From coaching entrepreneurs in my little town to observing one my personal heroes die with grace and dignity, I’ve learned that it preparing for success is far more interesting and productive than predicting failure. [more]
“Whether you think you can, or you think you can’t, you’re right.”
That’s the inscription on a paperweight I like to gift at graduations.
That thought occurred to me while working with our incubator businesses in a workshop last week. The work we do is a pilot on a street in my home town of Ashtabula, Ohio. The town has been devastated – long before the recession – by industrial flight.
But what we do have is Lake Erie and many other physical gifts which bring lots of visitors in the summertime.
A year ago, when our work began on Bridge Street, I asked our retailers what they do during the winter months. They said, “We simply die down here – there’s no one on the street when the snow flies”.
Their prediction was certainly correct – and obvious – and so I suggested that instead of just predicting, let’s start preparing for the winter of 2010.
Fast forward to last Monday when I asked each business in attendance to tell the group what they were doing to survive the next 90 days.
A couple of the gift shops said, “We’re taking our work to shows.”
Another gift shop said, “We’ve established a website to sell our handmade work”.
A restaurant said, “We’ve developed our catering leads.”
The coffee shop said, “We’re selling our wholesale beans (they bought a roaster) to the restaurant and office trade this winter.”
See, the way I view things, anyone can predict the obvious. Fewer prepare, especially if the prediction is negative.
In 1988, when I was out of work and considering opening a consulting firm, there was no shortage of friends who could tell me that 9 of 10 new businesses – particularly consulting businesses – fail. Like the paperweight says, they thought I couldn’t.
But I decided to prepare, pretending that I could.
So I prepared for the worst. That is, Alice and I knew exactly what we’d do if we failed. But of course we also prepared, and worked our bums off for the less likely outcome of success.
We built a database of every person who we knew who might help connect us to buyers.
We created a unique positioning for the consultancy that would attract those buyers.
We priced our service based on deliverables (value), particularly versus the other consultants.
Then we started sending our message in a friendly little newsletter called Marketalk every month to every person we knew. And every day I forced myself to make 6 phone calls and send 6 hand written notes to new prospects.

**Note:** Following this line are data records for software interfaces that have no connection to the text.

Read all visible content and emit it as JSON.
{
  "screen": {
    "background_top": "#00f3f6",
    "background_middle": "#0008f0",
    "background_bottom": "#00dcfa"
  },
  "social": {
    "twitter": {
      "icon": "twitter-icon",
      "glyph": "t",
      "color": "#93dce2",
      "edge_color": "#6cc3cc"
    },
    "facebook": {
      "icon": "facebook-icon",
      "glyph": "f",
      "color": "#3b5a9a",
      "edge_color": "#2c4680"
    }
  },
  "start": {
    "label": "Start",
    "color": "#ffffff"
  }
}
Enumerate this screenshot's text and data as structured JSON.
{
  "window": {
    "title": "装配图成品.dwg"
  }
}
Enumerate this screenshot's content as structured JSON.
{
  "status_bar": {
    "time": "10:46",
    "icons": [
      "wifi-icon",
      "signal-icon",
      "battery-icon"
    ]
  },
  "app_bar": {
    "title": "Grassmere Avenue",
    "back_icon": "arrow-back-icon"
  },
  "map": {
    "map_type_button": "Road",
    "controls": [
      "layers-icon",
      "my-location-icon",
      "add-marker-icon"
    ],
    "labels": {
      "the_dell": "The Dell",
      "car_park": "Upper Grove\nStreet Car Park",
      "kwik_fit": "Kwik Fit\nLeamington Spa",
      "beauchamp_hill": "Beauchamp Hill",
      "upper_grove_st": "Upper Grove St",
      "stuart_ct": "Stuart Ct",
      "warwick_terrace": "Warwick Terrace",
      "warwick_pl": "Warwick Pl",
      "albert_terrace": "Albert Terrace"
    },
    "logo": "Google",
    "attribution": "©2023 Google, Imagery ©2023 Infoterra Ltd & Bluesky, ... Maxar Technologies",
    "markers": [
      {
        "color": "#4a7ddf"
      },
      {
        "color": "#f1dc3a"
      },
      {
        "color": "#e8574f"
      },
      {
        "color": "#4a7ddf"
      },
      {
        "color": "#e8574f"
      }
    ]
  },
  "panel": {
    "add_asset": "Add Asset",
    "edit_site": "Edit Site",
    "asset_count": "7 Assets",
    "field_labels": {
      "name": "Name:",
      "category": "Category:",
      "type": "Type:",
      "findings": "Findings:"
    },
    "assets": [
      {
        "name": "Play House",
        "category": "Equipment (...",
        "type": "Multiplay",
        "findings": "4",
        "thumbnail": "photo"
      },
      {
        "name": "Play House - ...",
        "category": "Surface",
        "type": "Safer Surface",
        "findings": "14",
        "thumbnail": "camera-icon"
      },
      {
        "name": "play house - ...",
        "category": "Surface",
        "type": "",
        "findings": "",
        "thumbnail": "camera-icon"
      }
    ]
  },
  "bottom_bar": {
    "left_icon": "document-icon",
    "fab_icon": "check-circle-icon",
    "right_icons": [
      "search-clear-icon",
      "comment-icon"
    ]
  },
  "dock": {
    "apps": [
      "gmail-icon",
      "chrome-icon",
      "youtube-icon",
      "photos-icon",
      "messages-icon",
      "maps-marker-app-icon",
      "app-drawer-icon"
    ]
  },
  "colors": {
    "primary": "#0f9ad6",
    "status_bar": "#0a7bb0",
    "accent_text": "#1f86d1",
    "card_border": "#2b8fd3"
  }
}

It took 19 years but the prognosticators, while right about the market, were wrong about us.
The theme prepare vs. predict is perfect for people looking for a job right now, too. That is, I say to them “Yes, the market is horrible, but you only need one job so let’s get to work at preparing!”
As an old boss told me once, “When the plane’s going down anyway, why not grab the joy stick and push as hard as you can against it?”
Here’s the most amazing story of preparation over prediction I’ve ever experienced. This person, Jan McCoy McCarthy is my inspiration in life and business.
In 1985, Jan and my brother learned she had Sarcoma, a rare and terminal form of cancer. At best, her doctor said, she might live 5 years but most cases terminated in 2 years.
After the shock of his prediction subsided, Jan began to prepare.
She set up her home with her bed in their living room at the center of the family action.
At the time, she had a college girl, a couple of high schoolers and an 8 year old son. I remember her saying “I doubt that I’ll be around that long but I’d sure like to get Danny (the 8 year old) through high school so I’m going to prepare as if I can”.
And for the next eleven years, she not only mothered her baby boy brilliantly but she also continued to pursue many of her other loves, including selling real estate through a partner, putting on family dinners, parties, weekly meetings and church services at her house.
Most inspirationally, she counseled and uplifted people like me who came to visit and take care of poor Jan. Alice and I often remarked when we left Jan’s that we felt stronger and more optimistic about life. She had that kind of effect on people.
And ultimately, she witnessed each of her kids graduate from college. And she saw her youngest son, Danny, graduate from Cleveland St. Ignatius High School in 1995.
She left this world from an empty nest, as she had prayed and hoped and prepared for doing.
And 25 years later she remains the penultimate model for me of why I should prepare rather than predict. Anyone can predict and yet few prepare for the worst while hoping for the best.
When we gathered for Jan’s homecoming in late May, 1996, I don’t remember a single person talking about Jan’s death.
We only spoke of her living……and preparing…..for the worst, and for the best.